Tag Archives: sauvignon blanc

Mini-reviews 20: Stone Hill, Souverain, Spy Valley, Vertus

Reviews of wines that don ?t need their own post, but are worth noting for one reason or another. Look for it on the final Friday of each month (Thursday this month because of the holiday).

? Stone Hill Vignoles 2009 ($16, sample): Lots of pineapple, but not all that sweet with a long peach pit finish. An excellent example of what can be done with this hybrid grape from one of Missouri’s top producers.

? Souverain Sauvignon Blanc 2009 ($14, sample): This wine is one of the reasons why I love wine, and it has nothing to do with whether I “liked” it or not. The Souverain is done in a style I don’t usually care for, oaked sauvignon blanc, but it’s so well done that I can appreciate what it offers and recommend it.

? Spy Valley Sauvignon Blanc 2009 ($18, purchased): More wonderfullness from what may be the best sauvignon blanc in the world. Look for even less citrus and more tropical fruit than usual, which is saying something since Spy Valley is among the least citrus-y of the New Zealand sauvignon blancs.

? Bodegas Iranzo Vertus 2003 ($15, sample): Tempranillo from a less well-known part of Spain, and well worth the effort. More fresh cherry fruit than a Rijoa, lots of bright Spanish acidity and even a bit of herb tucked in. Highly recommended.

Wine of the week: Geyser Peak Sauvignon Blanc 2009

The Wine Curmudgeon, who usually knows no fear when it comes to tasting wine, was a bit wary of the Geyser Peak. A decade ago, when I started writing about cheap wine, this was one of the first ones that impressed me. It was in the first couple of $10 Hall of Fames, and I've always had fond memories of it.

But, for a variety of reasons, I haven't tasted the Geyser Peak ($8, purchased) much over the past several years, and wasn't sure what to expect this time. I didn't want to be disappointed if the wine wasn't what I remembered it being, or if my palate had gone in one direction and the wine had gone in another.

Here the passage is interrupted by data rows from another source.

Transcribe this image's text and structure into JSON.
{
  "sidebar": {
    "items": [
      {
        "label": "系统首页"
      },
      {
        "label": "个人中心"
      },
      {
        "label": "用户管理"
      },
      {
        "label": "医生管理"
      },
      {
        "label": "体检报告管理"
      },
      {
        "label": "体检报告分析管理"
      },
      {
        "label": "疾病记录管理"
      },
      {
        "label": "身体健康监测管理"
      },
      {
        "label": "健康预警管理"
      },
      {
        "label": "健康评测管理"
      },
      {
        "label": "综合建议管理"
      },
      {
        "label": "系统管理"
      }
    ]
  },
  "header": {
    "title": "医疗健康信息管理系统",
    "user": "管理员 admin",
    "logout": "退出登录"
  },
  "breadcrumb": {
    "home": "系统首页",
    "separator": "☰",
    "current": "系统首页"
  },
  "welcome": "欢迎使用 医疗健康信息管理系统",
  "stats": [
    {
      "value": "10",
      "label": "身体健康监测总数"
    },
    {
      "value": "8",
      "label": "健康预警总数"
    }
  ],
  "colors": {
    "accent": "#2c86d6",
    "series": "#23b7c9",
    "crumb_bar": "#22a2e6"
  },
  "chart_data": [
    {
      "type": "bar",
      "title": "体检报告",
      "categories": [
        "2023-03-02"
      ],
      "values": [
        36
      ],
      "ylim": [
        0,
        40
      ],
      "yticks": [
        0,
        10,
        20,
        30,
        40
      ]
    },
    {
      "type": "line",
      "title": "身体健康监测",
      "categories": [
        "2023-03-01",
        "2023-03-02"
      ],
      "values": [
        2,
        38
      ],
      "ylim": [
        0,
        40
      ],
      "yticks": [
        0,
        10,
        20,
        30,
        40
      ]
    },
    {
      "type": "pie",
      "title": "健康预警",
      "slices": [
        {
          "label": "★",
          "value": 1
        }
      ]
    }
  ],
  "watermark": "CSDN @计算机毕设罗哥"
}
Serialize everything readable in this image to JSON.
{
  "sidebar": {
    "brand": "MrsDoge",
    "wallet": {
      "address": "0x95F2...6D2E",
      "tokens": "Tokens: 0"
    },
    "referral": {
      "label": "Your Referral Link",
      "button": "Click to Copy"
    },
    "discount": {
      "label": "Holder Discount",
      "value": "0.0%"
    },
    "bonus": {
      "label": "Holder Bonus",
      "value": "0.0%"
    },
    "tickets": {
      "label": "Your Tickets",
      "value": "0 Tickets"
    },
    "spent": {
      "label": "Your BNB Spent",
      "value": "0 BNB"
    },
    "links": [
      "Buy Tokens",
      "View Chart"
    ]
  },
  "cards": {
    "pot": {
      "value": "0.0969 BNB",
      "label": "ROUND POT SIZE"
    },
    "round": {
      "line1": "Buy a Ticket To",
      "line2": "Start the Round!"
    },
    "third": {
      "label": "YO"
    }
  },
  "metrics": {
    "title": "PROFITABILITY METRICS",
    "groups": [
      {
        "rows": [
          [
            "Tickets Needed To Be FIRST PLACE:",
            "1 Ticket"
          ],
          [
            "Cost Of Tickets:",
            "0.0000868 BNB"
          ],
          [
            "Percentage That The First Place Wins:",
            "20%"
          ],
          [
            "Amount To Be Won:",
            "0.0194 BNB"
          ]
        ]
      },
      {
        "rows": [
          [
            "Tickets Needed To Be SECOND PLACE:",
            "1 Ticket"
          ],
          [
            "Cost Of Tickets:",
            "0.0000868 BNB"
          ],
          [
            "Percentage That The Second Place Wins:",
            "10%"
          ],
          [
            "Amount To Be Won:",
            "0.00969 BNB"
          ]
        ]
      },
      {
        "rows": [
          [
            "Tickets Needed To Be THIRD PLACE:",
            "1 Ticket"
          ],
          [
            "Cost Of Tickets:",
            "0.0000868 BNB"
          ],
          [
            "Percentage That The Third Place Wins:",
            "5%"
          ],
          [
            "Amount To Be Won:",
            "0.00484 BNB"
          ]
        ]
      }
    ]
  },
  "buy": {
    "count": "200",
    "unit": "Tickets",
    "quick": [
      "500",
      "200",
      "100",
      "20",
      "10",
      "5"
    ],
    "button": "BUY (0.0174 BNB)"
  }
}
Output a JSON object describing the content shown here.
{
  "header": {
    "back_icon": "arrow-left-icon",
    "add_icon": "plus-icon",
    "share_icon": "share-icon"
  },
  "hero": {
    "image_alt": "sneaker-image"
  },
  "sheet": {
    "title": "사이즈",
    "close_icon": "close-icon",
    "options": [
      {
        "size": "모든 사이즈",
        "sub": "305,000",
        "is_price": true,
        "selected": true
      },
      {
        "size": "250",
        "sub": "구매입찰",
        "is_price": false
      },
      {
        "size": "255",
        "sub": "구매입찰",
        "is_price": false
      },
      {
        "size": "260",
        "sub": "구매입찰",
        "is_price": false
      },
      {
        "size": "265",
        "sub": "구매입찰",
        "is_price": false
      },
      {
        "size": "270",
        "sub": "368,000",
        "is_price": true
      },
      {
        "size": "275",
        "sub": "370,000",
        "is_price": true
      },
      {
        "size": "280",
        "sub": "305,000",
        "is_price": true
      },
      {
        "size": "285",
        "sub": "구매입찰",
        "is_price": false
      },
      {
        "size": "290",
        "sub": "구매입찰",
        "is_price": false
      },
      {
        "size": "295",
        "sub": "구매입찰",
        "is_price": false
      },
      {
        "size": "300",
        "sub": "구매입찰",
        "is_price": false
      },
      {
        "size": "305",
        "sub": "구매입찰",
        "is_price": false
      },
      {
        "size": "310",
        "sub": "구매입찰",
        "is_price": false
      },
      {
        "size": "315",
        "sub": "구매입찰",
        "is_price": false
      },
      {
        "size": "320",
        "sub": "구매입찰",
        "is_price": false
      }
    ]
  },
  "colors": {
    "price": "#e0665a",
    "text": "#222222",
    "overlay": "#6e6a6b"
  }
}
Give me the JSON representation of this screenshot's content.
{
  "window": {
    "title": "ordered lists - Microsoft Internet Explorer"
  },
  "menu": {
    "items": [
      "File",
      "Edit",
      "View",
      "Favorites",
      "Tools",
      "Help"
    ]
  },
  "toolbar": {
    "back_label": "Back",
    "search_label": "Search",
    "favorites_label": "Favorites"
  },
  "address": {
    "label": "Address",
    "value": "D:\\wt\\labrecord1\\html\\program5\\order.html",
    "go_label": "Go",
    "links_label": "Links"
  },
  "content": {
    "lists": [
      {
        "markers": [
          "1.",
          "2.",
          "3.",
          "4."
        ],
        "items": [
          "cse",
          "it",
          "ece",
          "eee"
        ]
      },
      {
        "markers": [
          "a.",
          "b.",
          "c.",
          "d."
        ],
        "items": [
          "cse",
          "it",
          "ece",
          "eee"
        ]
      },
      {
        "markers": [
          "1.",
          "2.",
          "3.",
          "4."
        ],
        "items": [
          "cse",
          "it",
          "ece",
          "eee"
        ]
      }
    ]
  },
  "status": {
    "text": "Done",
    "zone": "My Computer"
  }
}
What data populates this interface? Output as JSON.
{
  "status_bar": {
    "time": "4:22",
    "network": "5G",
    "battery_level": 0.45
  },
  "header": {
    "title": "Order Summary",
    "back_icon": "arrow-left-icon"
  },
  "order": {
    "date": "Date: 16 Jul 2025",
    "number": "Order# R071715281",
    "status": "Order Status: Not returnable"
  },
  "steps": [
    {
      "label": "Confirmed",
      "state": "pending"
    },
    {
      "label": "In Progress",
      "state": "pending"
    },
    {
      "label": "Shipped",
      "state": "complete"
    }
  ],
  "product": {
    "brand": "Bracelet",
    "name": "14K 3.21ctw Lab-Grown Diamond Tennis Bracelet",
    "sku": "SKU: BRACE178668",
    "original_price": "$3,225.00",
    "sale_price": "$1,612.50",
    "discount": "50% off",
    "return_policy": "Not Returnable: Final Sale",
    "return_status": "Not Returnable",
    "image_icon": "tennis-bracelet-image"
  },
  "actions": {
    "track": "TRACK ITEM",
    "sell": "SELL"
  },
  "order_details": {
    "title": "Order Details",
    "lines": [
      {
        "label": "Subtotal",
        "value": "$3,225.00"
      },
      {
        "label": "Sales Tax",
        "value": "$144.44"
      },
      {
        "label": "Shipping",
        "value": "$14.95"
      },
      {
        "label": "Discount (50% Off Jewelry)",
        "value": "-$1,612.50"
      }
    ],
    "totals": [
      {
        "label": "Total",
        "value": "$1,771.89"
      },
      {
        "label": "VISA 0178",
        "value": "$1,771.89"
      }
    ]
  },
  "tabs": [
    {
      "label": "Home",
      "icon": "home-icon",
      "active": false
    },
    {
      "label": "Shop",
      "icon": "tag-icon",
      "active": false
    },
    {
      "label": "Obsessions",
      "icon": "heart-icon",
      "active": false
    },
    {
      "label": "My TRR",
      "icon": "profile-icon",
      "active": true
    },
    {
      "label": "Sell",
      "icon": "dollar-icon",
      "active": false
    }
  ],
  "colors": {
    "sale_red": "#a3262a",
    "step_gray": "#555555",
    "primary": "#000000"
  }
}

Not to worry, though. The Geyser Peak was all that it ever was — solid, dependable, $10 wine that succeeds in being more than some wines that cost twice as much. It has lots of lime, a bit of a middle (not something many $10 wines have), and a long, lime pith finish. Chill and serve with salads, grilled shrimp, and roast chicken — almost any white meat dish, actually. A candidate to return to the $10 Hall of Fame.